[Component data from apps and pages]
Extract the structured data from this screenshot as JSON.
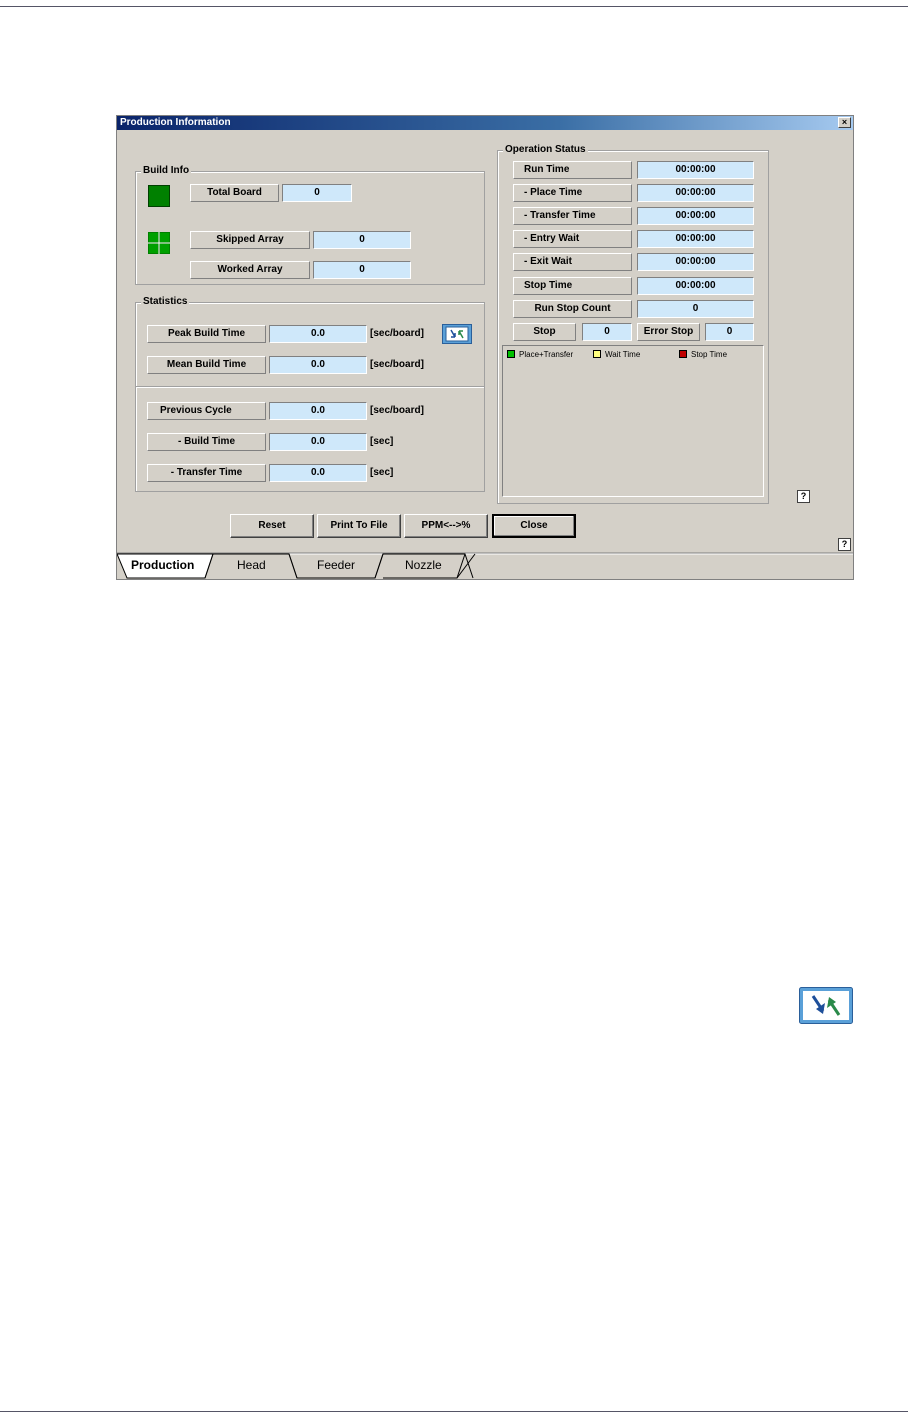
{
  "window": {
    "title": "Production Information",
    "close_glyph": "×"
  },
  "build_info": {
    "group_label": "Build Info",
    "total_board_label": "Total Board",
    "total_board_value": "0",
    "skipped_array_label": "Skipped Array",
    "skipped_array_value": "0",
    "worked_array_label": "Worked Array",
    "worked_array_value": "0",
    "board_icon": "board-icon",
    "array-icon": "array-icon",
    "board_color": "#008000"
  },
  "statistics": {
    "group_label": "Statistics",
    "peak_build_time_label": "Peak Build Time",
    "peak_build_time_value": "0.0",
    "peak_build_time_unit": "[sec/board]",
    "mean_build_time_label": "Mean Build Time",
    "mean_build_time_value": "0.0",
    "mean_build_time_unit": "[sec/board]",
    "previous_cycle_label": "Previous Cycle",
    "previous_cycle_value": "0.0",
    "previous_cycle_unit": "[sec/board]",
    "build_time_label": "- Build Time",
    "build_time_value": "0.0",
    "build_time_unit": "[sec]",
    "transfer_time_label": "- Transfer Time",
    "transfer_time_value": "0.0",
    "transfer_time_unit": "[sec]"
  },
  "operation_status": {
    "group_label": "Operation Status",
    "rows": [
      {
        "label": "Run Time",
        "value": "00:00:00"
      },
      {
        "label": "- Place Time",
        "value": "00:00:00"
      },
      {
        "label": "- Transfer Time",
        "value": "00:00:00"
      },
      {
        "label": "- Entry Wait",
        "value": "00:00:00"
      },
      {
        "label": "- Exit Wait",
        "value": "00:00:00"
      },
      {
        "label": "Stop Time",
        "value": "00:00:00"
      },
      {
        "label": "Run Stop Count",
        "value": "0"
      }
    ],
    "stop_label": "Stop",
    "stop_value": "0",
    "error_stop_label": "Error Stop",
    "error_stop_value": "0",
    "legend": [
      {
        "label": "Place+Transfer",
        "color": "#00c000"
      },
      {
        "label": "Wait Time",
        "color": "#ffff80"
      },
      {
        "label": "Stop Time",
        "color": "#c00000"
      }
    ]
  },
  "buttons": {
    "reset": "Reset",
    "print_to_file": "Print To File",
    "ppm_toggle": "PPM<-->%",
    "close": "Close",
    "help_glyph": "?"
  },
  "tabs": [
    {
      "label": "Production",
      "active": true
    },
    {
      "label": "Head",
      "active": false
    },
    {
      "label": "Feeder",
      "active": false
    },
    {
      "label": "Nozzle",
      "active": false
    }
  ],
  "colors": {
    "title_bar": "#0a246a",
    "value_field": "#cfe8fa",
    "window_face": "#d4d0c8",
    "refresh_icon": "#5aa0d8"
  }
}
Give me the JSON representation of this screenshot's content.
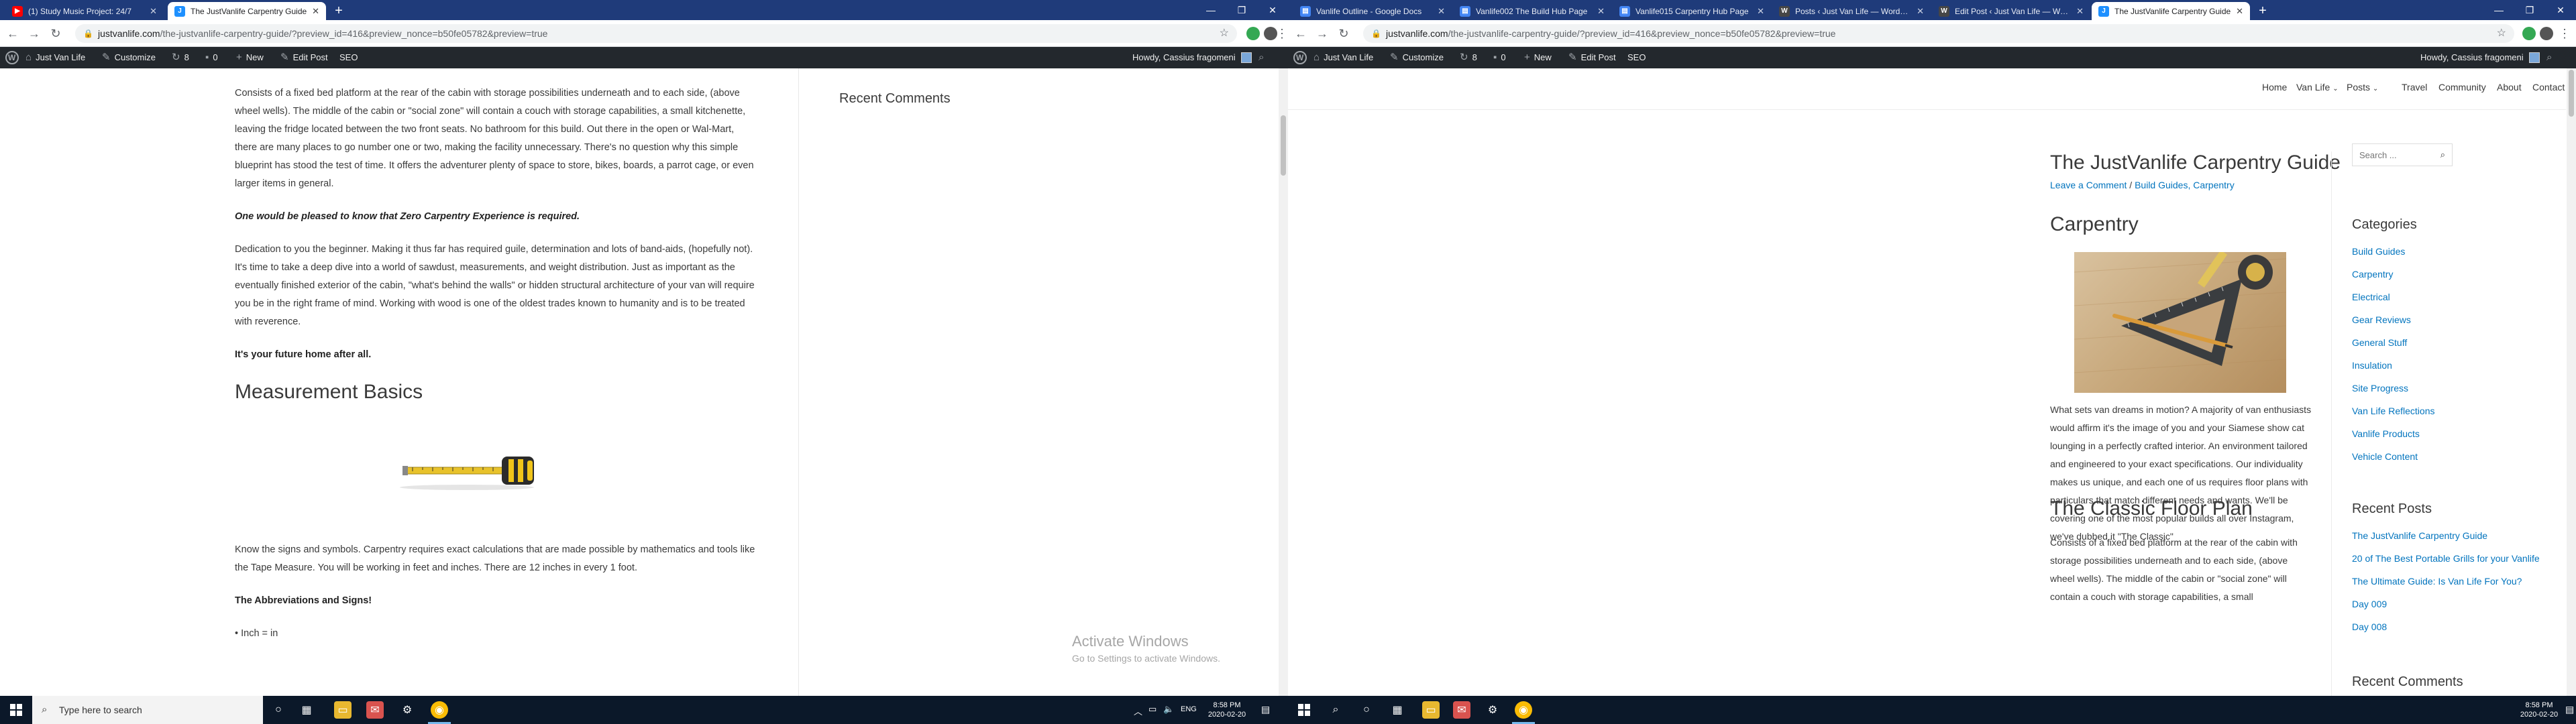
{
  "left": {
    "tabs": [
      {
        "title": "(1) Study Music Project: 24/7",
        "active": false,
        "color": "#ff0000"
      },
      {
        "title": "The JustVanlife Carpentry Guide",
        "active": true,
        "color": "#1e90ff"
      }
    ],
    "url": {
      "host": "justvanlife.com",
      "path": "/the-justvanlife-carpentry-guide/?preview_id=416&preview_nonce=b50fe05782&preview=true"
    },
    "adminbar": {
      "site": "Just Van Life",
      "customize": "Customize",
      "updates": "8",
      "comments": "0",
      "new": "New",
      "edit": "Edit Post",
      "seo": "SEO",
      "howdy": "Howdy, Cassius fragomeni"
    },
    "article": {
      "p1": "Consists of a fixed bed platform at the rear of the cabin with storage possibilities underneath and to each side, (above wheel wells). The middle of the cabin or \"social zone\" will contain a couch with storage capabilities, a small kitchenette, leaving the fridge located between the two front seats. No bathroom for this build. Out there in the open or Wal-Mart, there are many places to go number one or two, making the facility unnecessary. There's no question why this simple blueprint has stood the test of time. It offers the adventurer plenty of space to store, bikes, boards, a parrot cage, or even larger items in general.",
      "p2": "One would be pleased to know that Zero Carpentry Experience is required.",
      "p3": "Dedication to you the beginner. Making it thus far has required guile, determination and lots of band-aids, (hopefully not). It's time to take a deep dive into a world of sawdust, measurements, and weight distribution. Just as important as the eventually finished exterior of the cabin, \"what's behind the walls\" or hidden structural architecture of your van will require you be in the right frame of mind. Working with wood is one of the oldest trades known to humanity and is to be treated with reverence.",
      "p4": "It's your future home after all.",
      "h2": "Measurement Basics",
      "p5": "Know the signs and symbols. Carpentry requires exact calculations that are made possible by mathematics and tools like the Tape Measure. You will be working in feet and inches. There are 12 inches in every 1 foot.",
      "p6": "The Abbreviations and Signs!",
      "p7": "• Inch = in"
    },
    "sidebar_title": "Recent Comments",
    "activate": {
      "line1": "Activate Windows",
      "line2": "Go to Settings to activate Windows."
    },
    "taskbar": {
      "search": "Type here to search",
      "lang": "ENG",
      "time": "8:58 PM",
      "date": "2020-02-20"
    }
  },
  "right": {
    "tabs": [
      {
        "title": "Vanlife Outline - Google Docs",
        "color": "#4285f4"
      },
      {
        "title": "Vanlife002 The Build Hub Page",
        "color": "#4285f4"
      },
      {
        "title": "Vanlife015 Carpentry Hub Page",
        "color": "#4285f4"
      },
      {
        "title": "Posts ‹ Just Van Life — WordPress",
        "color": "#464646"
      },
      {
        "title": "Edit Post ‹ Just Van Life — WordPress",
        "color": "#464646"
      },
      {
        "title": "The JustVanlife Carpentry Guide",
        "color": "#1e90ff"
      }
    ],
    "url": {
      "host": "justvanlife.com",
      "path": "/the-justvanlife-carpentry-guide/?preview_id=416&preview_nonce=b50fe05782&preview=true"
    },
    "adminbar": {
      "site": "Just Van Life",
      "customize": "Customize",
      "updates": "8",
      "comments": "0",
      "new": "New",
      "edit": "Edit Post",
      "seo": "SEO",
      "howdy": "Howdy, Cassius fragomeni"
    },
    "nav": {
      "home": "Home",
      "vanlife": "Van Life",
      "posts": "Posts",
      "travel": "Travel",
      "community": "Community",
      "about": "About",
      "contact": "Contact"
    },
    "post": {
      "title": "The JustVanlife Carpentry Guide",
      "meta_comment": "Leave a Comment",
      "meta_cats": "Build Guides, Carpentry",
      "h2a": "Carpentry",
      "p1": "What sets van dreams in motion? A majority of van enthusiasts would affirm it's the image of you and your Siamese show cat lounging in a perfectly crafted interior. An environment tailored and engineered to your exact specifications. Our individuality makes us unique, and each one of us requires floor plans with particulars that match different needs and wants. We'll be covering one of the most popular builds all over Instagram, we've dubbed it \"The Classic\"",
      "h2b": "The Classic Floor Plan",
      "p2": "Consists of a fixed bed platform at the rear of the cabin with storage possibilities underneath and to each side, (above wheel wells). The middle of the cabin or \"social zone\" will contain a couch with storage capabilities, a small"
    },
    "sidebar": {
      "search_placeholder": "Search ...",
      "categories_title": "Categories",
      "categories": [
        "Build Guides",
        "Carpentry",
        "Electrical",
        "Gear Reviews",
        "General Stuff",
        "Insulation",
        "Site Progress",
        "Van Life Reflections",
        "Vanlife Products",
        "Vehicle Content"
      ],
      "recent_title": "Recent Posts",
      "recent": [
        "The JustVanlife Carpentry Guide",
        "20 of The Best Portable Grills for your Vanlife",
        "The Ultimate Guide: Is Van Life For You?",
        "Day 009",
        "Day 008"
      ],
      "comments_title": "Recent Comments"
    },
    "taskbar": {
      "time": "8:58 PM",
      "date": "2020-02-20"
    }
  },
  "colors": {
    "link": "#0274be",
    "tabstrip": "#1f3b7a",
    "adminbar": "#23282d",
    "taskbar": "#0b1829"
  }
}
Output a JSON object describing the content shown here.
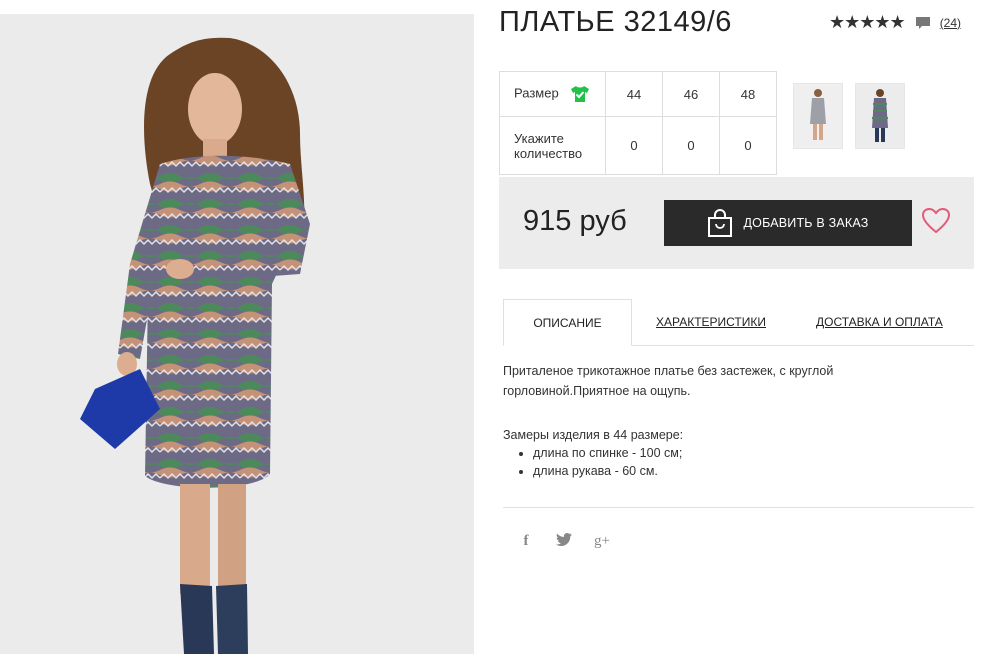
{
  "product": {
    "title": "ПЛАТЬЕ 32149/6",
    "rating_stars": "★★★★★",
    "reviews_count": "(24)"
  },
  "sizes": {
    "size_label": "Размер",
    "qty_label": "Укажите количество",
    "items": [
      {
        "size": "44",
        "qty": "0"
      },
      {
        "size": "46",
        "qty": "0"
      },
      {
        "size": "48",
        "qty": "0"
      }
    ],
    "icon": "shirt-check-icon",
    "icon_color": "#22c24a"
  },
  "purchase": {
    "price": "915 руб",
    "add_button": "ДОБАВИТЬ В ЗАКАЗ",
    "heart_color": "#e35a78"
  },
  "tabs": [
    {
      "label": "ОПИСАНИЕ",
      "active": true
    },
    {
      "label": "ХАРАКТЕРИСТИКИ",
      "active": false
    },
    {
      "label": "ДОСТАВКА И ОПЛАТА",
      "active": false
    }
  ],
  "description": {
    "text": "Приталеное трикотажное платье без застежек, с круглой горловиной.Приятное на ощупь.",
    "measurements_title": "Замеры изделия в 44 размере:",
    "measurements": [
      "длина по спинке - 100 см;",
      "длина рукава - 60 см."
    ]
  },
  "social": {
    "facebook": "f",
    "twitter": "t",
    "gplus": "g+"
  }
}
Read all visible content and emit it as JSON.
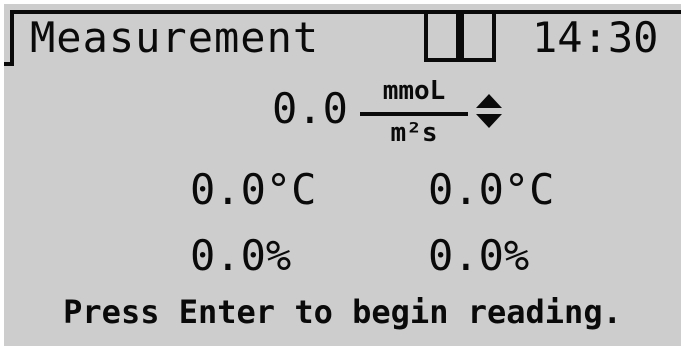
{
  "header": {
    "title": "Measurement",
    "time": "14:30"
  },
  "flux": {
    "value": "0.0",
    "unit_numerator": "mmoL",
    "unit_denominator": "m²s",
    "selector_icon": "up-down-arrow-icon"
  },
  "readouts": {
    "temperature_1": "0.0°C",
    "temperature_2": "0.0°C",
    "humidity_1": "0.0%",
    "humidity_2": "0.0%"
  },
  "status": {
    "prompt": "Press Enter to begin reading."
  },
  "colors": {
    "screen_background": "#cdcdcd",
    "foreground": "#0a0a0a",
    "frame": "#ffffff"
  }
}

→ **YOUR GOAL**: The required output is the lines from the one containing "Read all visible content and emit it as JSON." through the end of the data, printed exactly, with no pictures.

→ **RESPONSE**:
Read all visible content and emit it as JSON.
{
  "header": {
    "title": "Measurement",
    "time": "14:30"
  },
  "flux": {
    "value": "0.0",
    "unit_numerator": "mmoL",
    "unit_denominator": "m²s",
    "selector_icon": "up-down-arrow-icon"
  },
  "readouts": {
    "temperature_1": "0.0°C",
    "temperature_2": "0.0°C",
    "humidity_1": "0.0%",
    "humidity_2": "0.0%"
  },
  "status": {
    "prompt": "Press Enter to begin reading."
  },
  "colors": {
    "screen_background": "#cdcdcd",
    "foreground": "#0a0a0a",
    "frame": "#ffffff"
  }
}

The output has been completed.